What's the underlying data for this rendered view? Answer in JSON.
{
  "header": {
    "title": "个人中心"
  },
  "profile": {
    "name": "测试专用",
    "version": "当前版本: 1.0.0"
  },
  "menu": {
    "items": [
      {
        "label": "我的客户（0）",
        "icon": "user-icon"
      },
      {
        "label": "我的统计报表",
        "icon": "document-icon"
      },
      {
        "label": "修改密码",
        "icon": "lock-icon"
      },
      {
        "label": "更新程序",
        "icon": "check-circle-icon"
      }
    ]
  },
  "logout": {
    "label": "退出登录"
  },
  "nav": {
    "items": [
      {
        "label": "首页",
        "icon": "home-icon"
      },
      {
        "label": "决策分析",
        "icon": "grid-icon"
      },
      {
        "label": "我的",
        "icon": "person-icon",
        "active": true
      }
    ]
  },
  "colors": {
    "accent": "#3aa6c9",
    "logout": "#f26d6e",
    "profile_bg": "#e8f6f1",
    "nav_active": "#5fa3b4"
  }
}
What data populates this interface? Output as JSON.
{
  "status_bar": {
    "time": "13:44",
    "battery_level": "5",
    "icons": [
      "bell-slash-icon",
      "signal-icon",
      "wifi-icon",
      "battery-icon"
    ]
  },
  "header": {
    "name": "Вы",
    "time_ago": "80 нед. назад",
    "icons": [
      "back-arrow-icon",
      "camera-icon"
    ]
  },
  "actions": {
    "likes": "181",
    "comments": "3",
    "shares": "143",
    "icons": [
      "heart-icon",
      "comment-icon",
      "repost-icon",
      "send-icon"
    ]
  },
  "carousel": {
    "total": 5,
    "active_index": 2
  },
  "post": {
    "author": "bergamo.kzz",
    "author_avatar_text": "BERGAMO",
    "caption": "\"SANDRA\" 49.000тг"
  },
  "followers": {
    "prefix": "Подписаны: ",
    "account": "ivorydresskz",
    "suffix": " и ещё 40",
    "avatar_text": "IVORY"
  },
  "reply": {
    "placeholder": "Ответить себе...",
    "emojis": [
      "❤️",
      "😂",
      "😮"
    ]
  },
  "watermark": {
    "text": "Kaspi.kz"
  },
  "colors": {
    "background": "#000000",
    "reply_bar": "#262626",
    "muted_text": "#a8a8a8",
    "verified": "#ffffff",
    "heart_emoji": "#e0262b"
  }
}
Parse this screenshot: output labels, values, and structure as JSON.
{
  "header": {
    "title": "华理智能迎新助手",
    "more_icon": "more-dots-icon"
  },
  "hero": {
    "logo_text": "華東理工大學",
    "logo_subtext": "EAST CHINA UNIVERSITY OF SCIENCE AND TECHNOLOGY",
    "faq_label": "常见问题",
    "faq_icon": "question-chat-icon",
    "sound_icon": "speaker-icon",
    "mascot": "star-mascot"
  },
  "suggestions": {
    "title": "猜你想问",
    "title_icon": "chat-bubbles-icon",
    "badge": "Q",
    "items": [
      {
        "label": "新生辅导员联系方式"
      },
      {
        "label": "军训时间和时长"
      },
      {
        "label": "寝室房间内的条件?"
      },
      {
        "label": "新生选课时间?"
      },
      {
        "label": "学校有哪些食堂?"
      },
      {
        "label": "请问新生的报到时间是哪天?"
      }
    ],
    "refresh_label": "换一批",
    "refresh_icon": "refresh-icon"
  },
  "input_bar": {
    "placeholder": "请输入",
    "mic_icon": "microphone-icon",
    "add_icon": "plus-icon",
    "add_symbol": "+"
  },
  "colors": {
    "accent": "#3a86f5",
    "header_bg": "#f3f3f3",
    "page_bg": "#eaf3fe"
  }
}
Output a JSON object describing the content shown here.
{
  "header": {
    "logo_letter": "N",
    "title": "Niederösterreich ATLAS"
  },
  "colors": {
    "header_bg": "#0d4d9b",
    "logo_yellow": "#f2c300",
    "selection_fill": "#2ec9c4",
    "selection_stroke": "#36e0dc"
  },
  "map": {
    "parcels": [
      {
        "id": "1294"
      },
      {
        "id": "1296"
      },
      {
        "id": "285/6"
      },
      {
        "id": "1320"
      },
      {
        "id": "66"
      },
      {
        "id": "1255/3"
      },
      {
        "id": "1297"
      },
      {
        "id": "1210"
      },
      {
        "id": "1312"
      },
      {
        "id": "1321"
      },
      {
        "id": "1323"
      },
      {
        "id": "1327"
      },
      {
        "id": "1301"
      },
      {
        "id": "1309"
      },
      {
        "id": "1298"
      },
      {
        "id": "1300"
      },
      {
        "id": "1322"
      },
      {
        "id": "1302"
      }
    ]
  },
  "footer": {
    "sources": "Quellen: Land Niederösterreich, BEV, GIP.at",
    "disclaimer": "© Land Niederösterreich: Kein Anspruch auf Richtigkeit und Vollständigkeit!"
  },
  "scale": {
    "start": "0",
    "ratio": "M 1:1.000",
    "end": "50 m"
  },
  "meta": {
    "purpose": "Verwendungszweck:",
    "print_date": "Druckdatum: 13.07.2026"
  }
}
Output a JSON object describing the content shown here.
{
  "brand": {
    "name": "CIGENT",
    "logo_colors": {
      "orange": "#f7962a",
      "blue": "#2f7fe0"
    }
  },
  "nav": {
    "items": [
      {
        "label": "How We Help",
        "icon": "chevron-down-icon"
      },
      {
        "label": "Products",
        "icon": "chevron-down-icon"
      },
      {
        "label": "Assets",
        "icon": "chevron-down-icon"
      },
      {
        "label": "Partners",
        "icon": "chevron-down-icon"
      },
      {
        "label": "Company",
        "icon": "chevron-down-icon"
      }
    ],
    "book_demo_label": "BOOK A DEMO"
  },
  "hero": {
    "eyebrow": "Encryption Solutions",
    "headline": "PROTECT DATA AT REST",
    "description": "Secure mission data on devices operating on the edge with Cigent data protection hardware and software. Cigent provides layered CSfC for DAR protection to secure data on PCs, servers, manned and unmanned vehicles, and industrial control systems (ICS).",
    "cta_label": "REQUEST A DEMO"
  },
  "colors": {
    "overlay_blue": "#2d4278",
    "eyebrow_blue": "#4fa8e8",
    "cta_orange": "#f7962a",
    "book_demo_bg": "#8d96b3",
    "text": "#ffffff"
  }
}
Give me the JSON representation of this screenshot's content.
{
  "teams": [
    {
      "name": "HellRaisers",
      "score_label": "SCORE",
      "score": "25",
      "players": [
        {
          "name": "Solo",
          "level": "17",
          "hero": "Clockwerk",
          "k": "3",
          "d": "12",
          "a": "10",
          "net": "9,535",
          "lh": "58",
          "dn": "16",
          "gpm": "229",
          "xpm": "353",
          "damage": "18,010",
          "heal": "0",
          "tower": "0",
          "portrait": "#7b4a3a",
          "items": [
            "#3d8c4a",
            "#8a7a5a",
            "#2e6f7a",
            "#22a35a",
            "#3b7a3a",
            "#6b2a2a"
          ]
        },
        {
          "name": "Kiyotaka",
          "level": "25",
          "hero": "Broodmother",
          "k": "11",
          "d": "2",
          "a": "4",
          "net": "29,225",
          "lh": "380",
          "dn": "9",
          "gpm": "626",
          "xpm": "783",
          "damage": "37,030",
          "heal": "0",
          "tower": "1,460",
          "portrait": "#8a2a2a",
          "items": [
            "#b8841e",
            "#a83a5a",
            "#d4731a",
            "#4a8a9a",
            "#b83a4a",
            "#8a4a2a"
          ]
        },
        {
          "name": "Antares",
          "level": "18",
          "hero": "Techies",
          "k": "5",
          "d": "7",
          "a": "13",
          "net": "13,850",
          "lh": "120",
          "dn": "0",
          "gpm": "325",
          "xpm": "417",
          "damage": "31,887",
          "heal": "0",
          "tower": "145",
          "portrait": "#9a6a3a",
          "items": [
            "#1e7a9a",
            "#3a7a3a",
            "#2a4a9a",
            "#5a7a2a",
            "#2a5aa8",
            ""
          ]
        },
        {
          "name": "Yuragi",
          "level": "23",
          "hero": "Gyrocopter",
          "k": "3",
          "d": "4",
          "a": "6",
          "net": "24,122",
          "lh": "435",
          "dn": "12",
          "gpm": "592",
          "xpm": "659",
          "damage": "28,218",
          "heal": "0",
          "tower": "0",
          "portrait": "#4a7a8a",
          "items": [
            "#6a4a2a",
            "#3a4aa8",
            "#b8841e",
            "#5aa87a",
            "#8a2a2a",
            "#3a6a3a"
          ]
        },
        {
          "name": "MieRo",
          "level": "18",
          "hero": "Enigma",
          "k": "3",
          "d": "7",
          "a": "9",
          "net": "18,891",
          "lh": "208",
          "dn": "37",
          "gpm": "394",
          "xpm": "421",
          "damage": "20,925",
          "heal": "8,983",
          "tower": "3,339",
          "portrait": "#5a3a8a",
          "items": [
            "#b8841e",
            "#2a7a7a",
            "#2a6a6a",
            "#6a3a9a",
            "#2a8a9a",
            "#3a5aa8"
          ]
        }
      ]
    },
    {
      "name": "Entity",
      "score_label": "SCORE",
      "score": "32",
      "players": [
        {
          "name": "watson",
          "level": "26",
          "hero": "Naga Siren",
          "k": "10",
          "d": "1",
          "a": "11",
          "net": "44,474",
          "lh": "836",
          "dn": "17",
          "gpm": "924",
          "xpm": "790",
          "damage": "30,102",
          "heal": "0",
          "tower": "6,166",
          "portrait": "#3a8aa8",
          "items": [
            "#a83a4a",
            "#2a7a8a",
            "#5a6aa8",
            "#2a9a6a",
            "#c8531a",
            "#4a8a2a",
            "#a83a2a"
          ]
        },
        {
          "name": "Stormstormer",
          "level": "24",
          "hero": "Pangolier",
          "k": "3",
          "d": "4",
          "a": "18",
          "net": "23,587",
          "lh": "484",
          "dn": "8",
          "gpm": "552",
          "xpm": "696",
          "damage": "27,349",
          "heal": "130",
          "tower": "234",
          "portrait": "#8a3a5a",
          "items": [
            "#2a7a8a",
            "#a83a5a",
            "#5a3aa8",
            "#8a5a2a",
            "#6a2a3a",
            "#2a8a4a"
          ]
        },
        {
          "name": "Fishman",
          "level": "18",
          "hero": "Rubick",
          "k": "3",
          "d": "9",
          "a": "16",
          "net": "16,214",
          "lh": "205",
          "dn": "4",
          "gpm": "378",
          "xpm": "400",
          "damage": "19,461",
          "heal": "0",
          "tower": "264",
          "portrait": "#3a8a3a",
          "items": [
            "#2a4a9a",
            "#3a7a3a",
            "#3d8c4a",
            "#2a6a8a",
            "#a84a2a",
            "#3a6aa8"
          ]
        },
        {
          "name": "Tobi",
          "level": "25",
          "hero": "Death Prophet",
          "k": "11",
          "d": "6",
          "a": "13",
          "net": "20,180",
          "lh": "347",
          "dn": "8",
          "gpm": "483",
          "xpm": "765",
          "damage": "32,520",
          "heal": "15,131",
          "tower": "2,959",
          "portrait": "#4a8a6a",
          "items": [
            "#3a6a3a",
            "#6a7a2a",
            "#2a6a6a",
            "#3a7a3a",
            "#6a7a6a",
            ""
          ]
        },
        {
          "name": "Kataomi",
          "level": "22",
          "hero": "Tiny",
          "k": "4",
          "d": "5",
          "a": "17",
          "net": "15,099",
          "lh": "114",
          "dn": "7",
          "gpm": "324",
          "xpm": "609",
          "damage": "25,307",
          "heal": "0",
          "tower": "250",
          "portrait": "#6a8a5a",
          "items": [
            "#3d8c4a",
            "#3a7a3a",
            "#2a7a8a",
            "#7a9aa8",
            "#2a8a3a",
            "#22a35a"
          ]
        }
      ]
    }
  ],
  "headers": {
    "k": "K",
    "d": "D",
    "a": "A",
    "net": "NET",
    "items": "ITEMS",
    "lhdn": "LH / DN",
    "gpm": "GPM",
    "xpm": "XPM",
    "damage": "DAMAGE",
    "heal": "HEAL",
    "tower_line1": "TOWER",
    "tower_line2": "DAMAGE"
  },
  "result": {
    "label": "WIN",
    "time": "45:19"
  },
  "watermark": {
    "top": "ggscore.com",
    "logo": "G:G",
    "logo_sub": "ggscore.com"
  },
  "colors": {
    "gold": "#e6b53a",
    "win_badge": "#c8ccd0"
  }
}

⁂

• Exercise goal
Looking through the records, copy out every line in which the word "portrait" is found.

• Solution
          "portrait": "#7b4a3a",
          "portrait": "#8a2a2a",
          "portrait": "#9a6a3a",
          "portrait": "#4a7a8a",
          "portrait": "#5a3a8a",
          "portrait": "#3a8aa8",
          "portrait": "#8a3a5a",
          "portrait": "#3a8a3a",
          "portrait": "#4a8a6a",
          "portrait": "#6a8a5a",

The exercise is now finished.